Radical cleric Aman Abdurrahman was sentenced to death Friday by an Indonesian court for ordering 2016 terrorist attacks that included a suicide bombing at a Starbucks in the capital of Jakarta.
The attacks were carried out by Islamic State-affiliated militants. Four people were killed in the Starbucks bombing, the first attack claimed by IS in Southeast Asia.
Abdurrahman, who authorities describe as a key ideologue for IS militants in the world's largest Muslim nation, kneeled and kissed the floor as machine gun carrying counterterrorism guards stood nearby.
Fears of more attacks have escalated in Indonesia after suicide bombings in the city of Surabaya last month were carried out by families who sometimes involved their children. Police said the mastermind behind the attacks was associated with the network of militants inspired by Abdurrahman.
Prosecutors said Abdurrahman delivered instructions from prison, where he was serving a terrorism-related sentence, for several attacks in 2016 and 2017.
Abdurrahman refused to recognize the court as part of his rejection of Indonesia's secular government, in favor of Shariah law.

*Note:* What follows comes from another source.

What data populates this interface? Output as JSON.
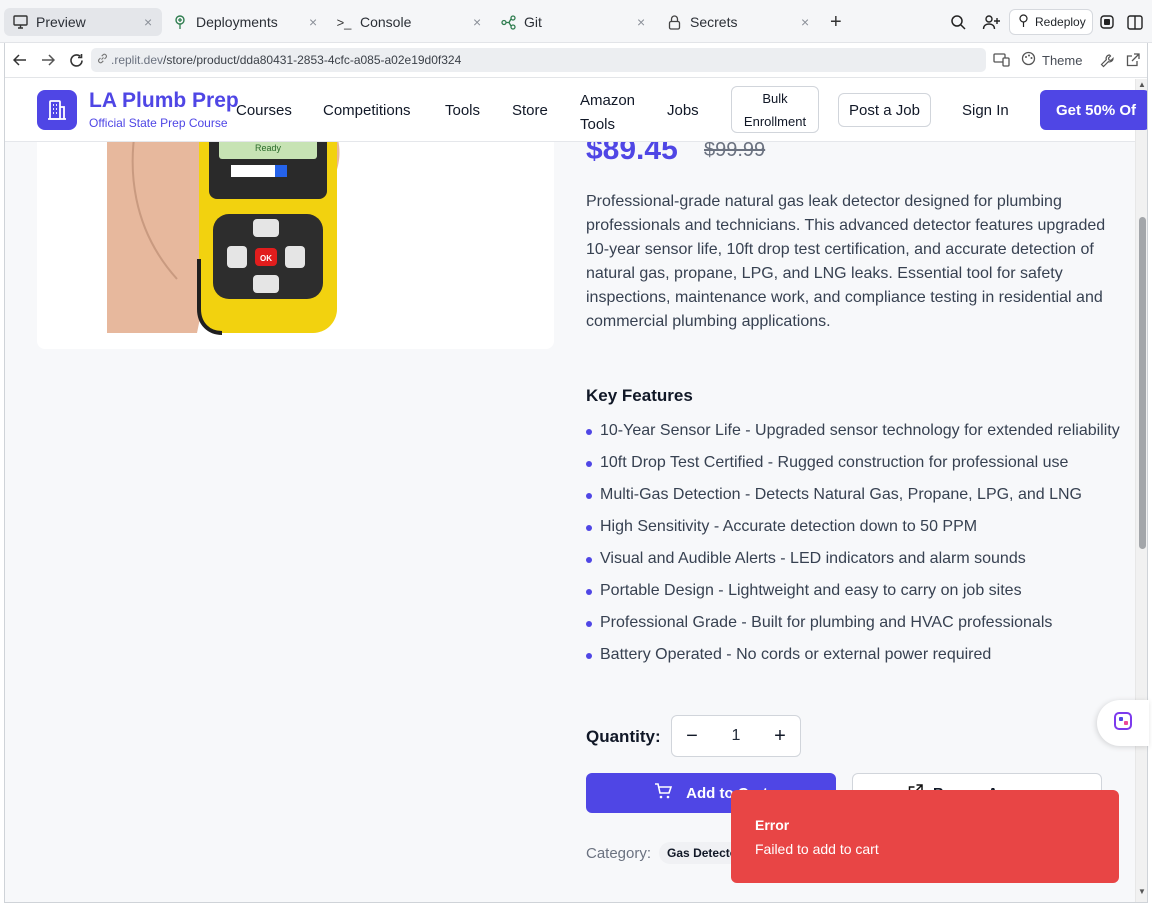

Militants could respond to Abdurrahman's death with retaliatory attacks, according to Adhe Bhakti, an analyst with the Center for Radicalization and De-radicalization Studies in Jakarta.
"His words alone have been able incite followers to carry out terrorism," Bhakti said. "The security forces must raise awareness and all intelligence services in Indonesia must coordinate well."
Prosecutors said Abdurrahman founded a network of extremists called Jehaah Anshorurt Daulah that has pledged allegiance to IS and has expressed opposition to the country's secular government.